Exactly a year back, the central bank had initiated the process of closing out the exceptional monetary accommodation successfully created to defend the Indian economy from the worst rigours of the global economic crisis. Over the past 12 months, the Indian economy has responded handsomely and shown how strong were the foundations of the engines that drive investment, consumption and growth in this economy. The Reserve Bank of India (RBI), in its third quarter macroeconomic review, has characterized the strong impetus of growth coming from all directions within the economy.
It has noted that of the exceptionally strong growth recorded in the first half of 2010-11, a large component came from higher investment and, an even larger one, from private final consumption expenditure, while government consumption expenditure took a back seat. It touched upon strong growth in farm sector output and that in corporate sales. Clearly, there is no evidence of a paucity of demand growth. However, there is some evidence of the slack in capacity thinning out. The anecdotal evidence suggests that in some, if not many industries, capacity limits are close to being hit, as the deferment and delays on capital expansion that happened in the second half of 2008-09 and in the first three quarters of 2009-10—as a consequence of the global economic crisis—is now beginning to bite.

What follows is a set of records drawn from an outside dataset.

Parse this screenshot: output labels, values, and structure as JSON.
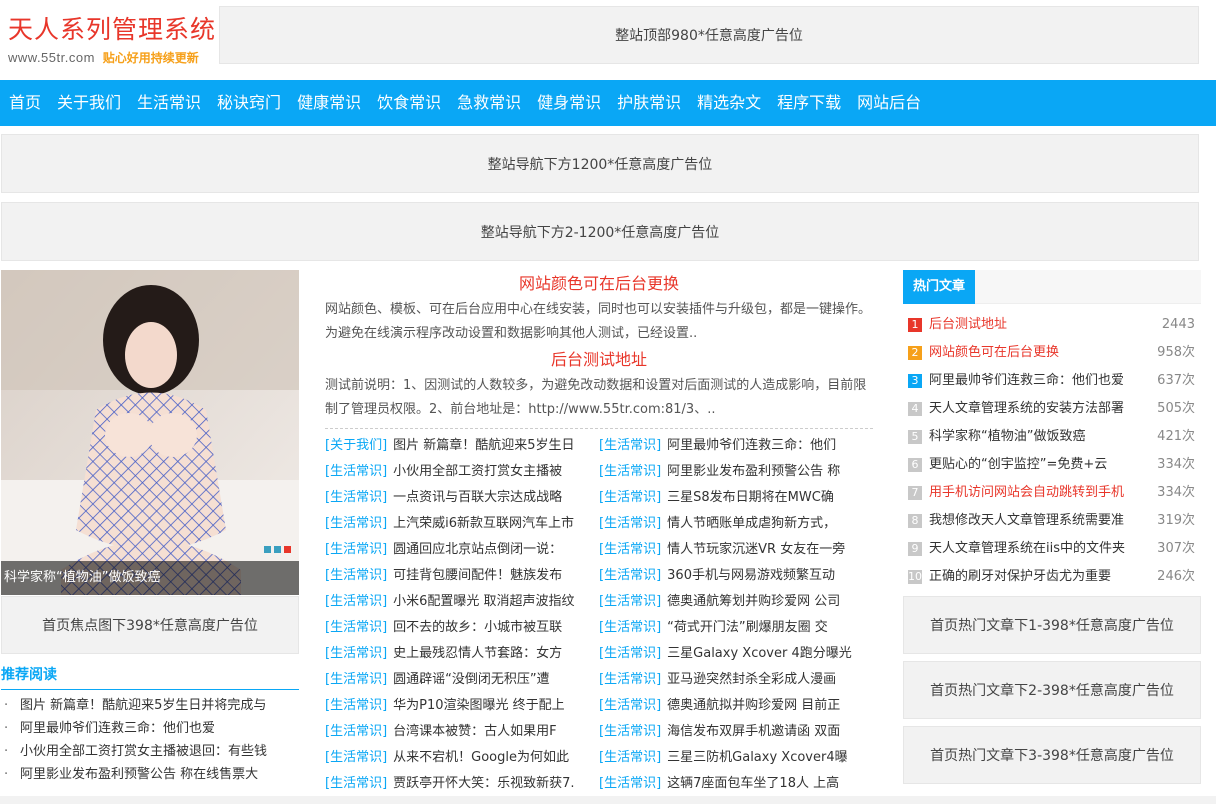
{
  "logo": {
    "title": "天人系列管理系统",
    "url": "www.55tr.com",
    "slogan": "贴心好用持续更新"
  },
  "ads": {
    "top": "整站顶部980*任意高度广告位",
    "nav1": "整站导航下方1200*任意高度广告位",
    "nav2": "整站导航下方2-1200*任意高度广告位",
    "focus_below": "首页焦点图下398*任意高度广告位",
    "hot1": "首页热门文章下1-398*任意高度广告位",
    "hot2": "首页热门文章下2-398*任意高度广告位",
    "hot3": "首页热门文章下3-398*任意高度广告位"
  },
  "nav": [
    "首页",
    "关于我们",
    "生活常识",
    "秘诀窍门",
    "健康常识",
    "饮食常识",
    "急救常识",
    "健身常识",
    "护肤常识",
    "精选杂文",
    "程序下载",
    "网站后台"
  ],
  "focus": {
    "caption": "科学家称“植物油”做饭致癌",
    "dot_colors": [
      "#3a9fbf",
      "#3a9fbf",
      "#e8362a"
    ]
  },
  "recommend": {
    "title": "推荐阅读",
    "items": [
      "图片 新篇章！酷航迎来5岁生日并将完成与",
      "阿里最帅爷们连救三命：他们也爱",
      "小伙用全部工资打赏女主播被退回：有些钱",
      "阿里影业发布盈利预警公告 称在线售票大"
    ]
  },
  "headlines": [
    {
      "title": "网站颜色可在后台更换",
      "summary": "网站颜色、模板、可在后台应用中心在线安装，同时也可以安装插件与升级包，都是一键操作。为避免在线演示程序改动设置和数据影响其他人测试，已经设置.."
    },
    {
      "title": "后台测试地址",
      "summary": "测试前说明：1、因测试的人数较多，为避免改动数据和设置对后面测试的人造成影响，目前限制了管理员权限。2、前台地址是：http://www.55tr.com:81/3、.."
    }
  ],
  "articles_left": [
    {
      "cat": "[关于我们]",
      "title": "图片 新篇章！酷航迎来5岁生日"
    },
    {
      "cat": "[生活常识]",
      "title": "小伙用全部工资打赏女主播被"
    },
    {
      "cat": "[生活常识]",
      "title": "一点资讯与百联大宗达成战略"
    },
    {
      "cat": "[生活常识]",
      "title": "上汽荣威i6新款互联网汽车上市"
    },
    {
      "cat": "[生活常识]",
      "title": "圆通回应北京站点倒闭一说："
    },
    {
      "cat": "[生活常识]",
      "title": "可挂背包腰间配件！魅族发布"
    },
    {
      "cat": "[生活常识]",
      "title": "小米6配置曝光 取消超声波指纹"
    },
    {
      "cat": "[生活常识]",
      "title": "回不去的故乡：小城市被互联"
    },
    {
      "cat": "[生活常识]",
      "title": "史上最残忍情人节套路：女方"
    },
    {
      "cat": "[生活常识]",
      "title": "圆通辟谣“没倒闭无积压”遭"
    },
    {
      "cat": "[生活常识]",
      "title": "华为P10渲染图曝光 终于配上"
    },
    {
      "cat": "[生活常识]",
      "title": "台湾课本被赞：古人如果用F"
    },
    {
      "cat": "[生活常识]",
      "title": "从来不宕机！Google为何如此"
    },
    {
      "cat": "[生活常识]",
      "title": "贾跃亭开怀大笑：乐视致新获7."
    }
  ],
  "articles_right": [
    {
      "cat": "[生活常识]",
      "title": "阿里最帅爷们连救三命：他们"
    },
    {
      "cat": "[生活常识]",
      "title": "阿里影业发布盈利预警公告 称"
    },
    {
      "cat": "[生活常识]",
      "title": "三星S8发布日期将在MWC确"
    },
    {
      "cat": "[生活常识]",
      "title": "情人节晒账单成虐狗新方式，"
    },
    {
      "cat": "[生活常识]",
      "title": "情人节玩家沉迷VR 女友在一旁"
    },
    {
      "cat": "[生活常识]",
      "title": "360手机与网易游戏频繁互动"
    },
    {
      "cat": "[生活常识]",
      "title": "德奥通航筹划并购珍爱网 公司"
    },
    {
      "cat": "[生活常识]",
      "title": "“荷式开门法”刷爆朋友圈 交"
    },
    {
      "cat": "[生活常识]",
      "title": "三星Galaxy Xcover 4跑分曝光"
    },
    {
      "cat": "[生活常识]",
      "title": "亚马逊突然封杀全彩成人漫画"
    },
    {
      "cat": "[生活常识]",
      "title": "德奥通航拟并购珍爱网 目前正"
    },
    {
      "cat": "[生活常识]",
      "title": "海信发布双屏手机邀请函 双面"
    },
    {
      "cat": "[生活常识]",
      "title": "三星三防机Galaxy Xcover4曝"
    },
    {
      "cat": "[生活常识]",
      "title": "这辆7座面包车坐了18人 上高"
    }
  ],
  "hot": {
    "title": "热门文章",
    "items": [
      {
        "rank": "1",
        "title": "后台测试地址",
        "count": "2443",
        "red": true,
        "rank_color": "#e8362a"
      },
      {
        "rank": "2",
        "title": "网站颜色可在后台更换",
        "count": "958次",
        "red": true,
        "rank_color": "#f6a01a"
      },
      {
        "rank": "3",
        "title": "阿里最帅爷们连救三命：他们也爱",
        "count": "637次",
        "red": false,
        "rank_color": "#0aa7f5"
      },
      {
        "rank": "4",
        "title": "天人文章管理系统的安装方法部署",
        "count": "505次",
        "red": false,
        "rank_color": "#c8c8c8"
      },
      {
        "rank": "5",
        "title": "科学家称“植物油”做饭致癌",
        "count": "421次",
        "red": false,
        "rank_color": "#c8c8c8"
      },
      {
        "rank": "6",
        "title": "更贴心的“创宇监控”=免费+云",
        "count": "334次",
        "red": false,
        "rank_color": "#c8c8c8"
      },
      {
        "rank": "7",
        "title": "用手机访问网站会自动跳转到手机",
        "count": "334次",
        "red": true,
        "rank_color": "#c8c8c8"
      },
      {
        "rank": "8",
        "title": "我想修改天人文章管理系统需要准",
        "count": "319次",
        "red": false,
        "rank_color": "#c8c8c8"
      },
      {
        "rank": "9",
        "title": "天人文章管理系统在iis中的文件夹",
        "count": "307次",
        "red": false,
        "rank_color": "#c8c8c8"
      },
      {
        "rank": "10",
        "title": "正确的刷牙对保护牙齿尤为重要",
        "count": "246次",
        "red": false,
        "rank_color": "#c8c8c8"
      }
    ]
  }
}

Poor economic conditions, combined with acute power shortages had resulted in closure of some castings and forging units in the crisis period, which is further compounding the problem today, especially in the engineering industry. The order book of equipment manufacturers is reportedly full, and there is a considerable waiting period for delivery. While conditions are conducive for a stepping up of industrial output, increases in capacity are likely to begin materializing in a significant manner only in the middle of 2011-12. Or so the anecdotal evidence would suggest.

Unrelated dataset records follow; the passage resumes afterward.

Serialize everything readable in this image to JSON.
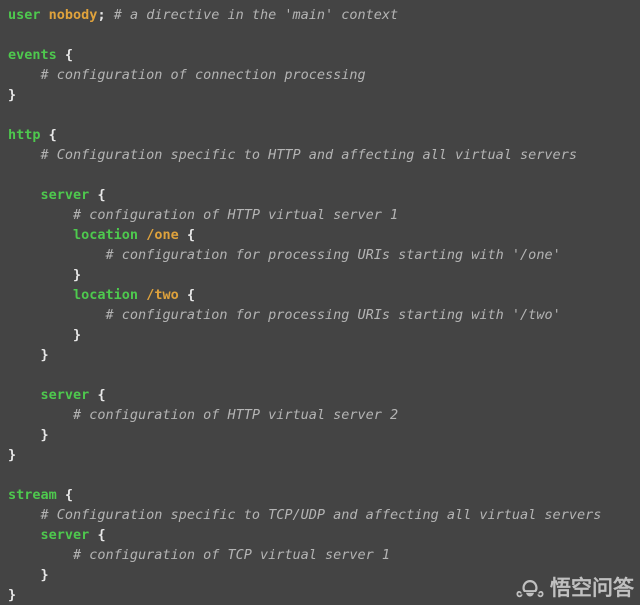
{
  "editor": {
    "background_color": "#444444",
    "keyword_color": "#4ec94e",
    "value_color": "#dfa23c",
    "comment_color": "#b4b4b4",
    "punctuation_color": "#e8e8e8",
    "language": "nginx",
    "lines": [
      {
        "indent": 0,
        "tokens": [
          {
            "type": "kw",
            "text": "user"
          },
          {
            "type": "plain",
            "text": " "
          },
          {
            "type": "val",
            "text": "nobody"
          },
          {
            "type": "punc",
            "text": ";"
          },
          {
            "type": "plain",
            "text": " "
          },
          {
            "type": "comment",
            "text": "# a directive in the 'main' context"
          }
        ]
      },
      {
        "indent": 0,
        "tokens": []
      },
      {
        "indent": 0,
        "tokens": [
          {
            "type": "kw",
            "text": "events"
          },
          {
            "type": "plain",
            "text": " "
          },
          {
            "type": "punc",
            "text": "{"
          }
        ]
      },
      {
        "indent": 1,
        "tokens": [
          {
            "type": "comment",
            "text": "# configuration of connection processing"
          }
        ]
      },
      {
        "indent": 0,
        "tokens": [
          {
            "type": "punc",
            "text": "}"
          }
        ]
      },
      {
        "indent": 0,
        "tokens": []
      },
      {
        "indent": 0,
        "tokens": [
          {
            "type": "kw",
            "text": "http"
          },
          {
            "type": "plain",
            "text": " "
          },
          {
            "type": "punc",
            "text": "{"
          }
        ]
      },
      {
        "indent": 1,
        "tokens": [
          {
            "type": "comment",
            "text": "# Configuration specific to HTTP and affecting all virtual servers"
          }
        ]
      },
      {
        "indent": 0,
        "tokens": []
      },
      {
        "indent": 1,
        "tokens": [
          {
            "type": "kw",
            "text": "server"
          },
          {
            "type": "plain",
            "text": " "
          },
          {
            "type": "punc",
            "text": "{"
          }
        ]
      },
      {
        "indent": 2,
        "tokens": [
          {
            "type": "comment",
            "text": "# configuration of HTTP virtual server 1"
          }
        ]
      },
      {
        "indent": 2,
        "tokens": [
          {
            "type": "kw",
            "text": "location"
          },
          {
            "type": "plain",
            "text": " "
          },
          {
            "type": "val",
            "text": "/one"
          },
          {
            "type": "plain",
            "text": " "
          },
          {
            "type": "punc",
            "text": "{"
          }
        ]
      },
      {
        "indent": 3,
        "tokens": [
          {
            "type": "comment",
            "text": "# configuration for processing URIs starting with '/one'"
          }
        ]
      },
      {
        "indent": 2,
        "tokens": [
          {
            "type": "punc",
            "text": "}"
          }
        ]
      },
      {
        "indent": 2,
        "tokens": [
          {
            "type": "kw",
            "text": "location"
          },
          {
            "type": "plain",
            "text": " "
          },
          {
            "type": "val",
            "text": "/two"
          },
          {
            "type": "plain",
            "text": " "
          },
          {
            "type": "punc",
            "text": "{"
          }
        ]
      },
      {
        "indent": 3,
        "tokens": [
          {
            "type": "comment",
            "text": "# configuration for processing URIs starting with '/two'"
          }
        ]
      },
      {
        "indent": 2,
        "tokens": [
          {
            "type": "punc",
            "text": "}"
          }
        ]
      },
      {
        "indent": 1,
        "tokens": [
          {
            "type": "punc",
            "text": "}"
          }
        ]
      },
      {
        "indent": 0,
        "tokens": []
      },
      {
        "indent": 1,
        "tokens": [
          {
            "type": "kw",
            "text": "server"
          },
          {
            "type": "plain",
            "text": " "
          },
          {
            "type": "punc",
            "text": "{"
          }
        ]
      },
      {
        "indent": 2,
        "tokens": [
          {
            "type": "comment",
            "text": "# configuration of HTTP virtual server 2"
          }
        ]
      },
      {
        "indent": 1,
        "tokens": [
          {
            "type": "punc",
            "text": "}"
          }
        ]
      },
      {
        "indent": 0,
        "tokens": [
          {
            "type": "punc",
            "text": "}"
          }
        ]
      },
      {
        "indent": 0,
        "tokens": []
      },
      {
        "indent": 0,
        "tokens": [
          {
            "type": "kw",
            "text": "stream"
          },
          {
            "type": "plain",
            "text": " "
          },
          {
            "type": "punc",
            "text": "{"
          }
        ]
      },
      {
        "indent": 1,
        "tokens": [
          {
            "type": "comment",
            "text": "# Configuration specific to TCP/UDP and affecting all virtual servers"
          }
        ]
      },
      {
        "indent": 1,
        "tokens": [
          {
            "type": "kw",
            "text": "server"
          },
          {
            "type": "plain",
            "text": " "
          },
          {
            "type": "punc",
            "text": "{"
          }
        ]
      },
      {
        "indent": 2,
        "tokens": [
          {
            "type": "comment",
            "text": "# configuration of TCP virtual server 1"
          }
        ]
      },
      {
        "indent": 1,
        "tokens": [
          {
            "type": "punc",
            "text": "}"
          }
        ]
      },
      {
        "indent": 0,
        "tokens": [
          {
            "type": "punc",
            "text": "}"
          }
        ]
      }
    ]
  },
  "watermark": {
    "icon": "wukong-monkey-logo-icon",
    "text": "悟空问答",
    "color": "#dcdcdc"
  }
}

In addition to the strong domestic economy, export conditions are also improving—especially over the past six months. Of our export sectors, the hardest hit during the crisis was the engineering industry, especially the auto components sector.
There has been a sharp rebound here, especially since September 2010. Other exporting sectors, including textiles and apparel, are also experiencing conditions favourable to growth. In part, this is due to surging domestic demand in China and, as a result, improved competitive conditions globally.
Any economy growing at close to 9% is bound to face inflationary pressures. Further, globally there has been a surge in prices—especially in commodities—even as the economic recovery in advanced western economies remains somewhat subdued. Then, again, the magnitude of accommodation—both fiscal and monetary—that the developed economies (and to an extent, developing ones also) have injected into the global economy is massive. That their lagged and unintended effects could be felt on prices is hardly unexpected.
Furthermore, currency markets are in a state of heightened flux, deriving from (a) the debt crisis of some euro zone members, (b) the general uncertainties on both sides of the Atlantic and (c) the perceived, if not stated, objective of driving down (with limited success) the external value of the dollar, relative to Asian currencies, especially the Chinese renminbi, and with much greater success (even if unintended) vis-à-vis the euro and yen. In this climate, commodities tend to acquire a monetary character—conditions that are adverse to monetary stability.
In this context, RBI has quite correctly taken the steps it has to tighten the monetary stance by another notch. It has signalled that it will make the necessary adjustments to ensure adequate liquidity for the credit demands of the economy.
In a situation where you need to protect the growth momentum while preserving price stability, raising the cost of capital is one available instrument for the monetary authority to push for greater efficiency in capital allocation.
Even as more supply comes in and also, perhaps, greater efficiency in diverse areas, as long as the Indian economy continues (hopefully) on a trajectory of 9% growth, it will have to do so in a domestic environment where monetary policy will always have to be on guard against inflation. While RBI has raised its expected inflation in March 2011 to 7%, this is not a target—just two months before the event. RBI sees that with appropriate fiscal consolidation (and other supportive policy measures) inflation would moderate through 2011-12.
Saumitra Chaudhury is member, Planning Commission.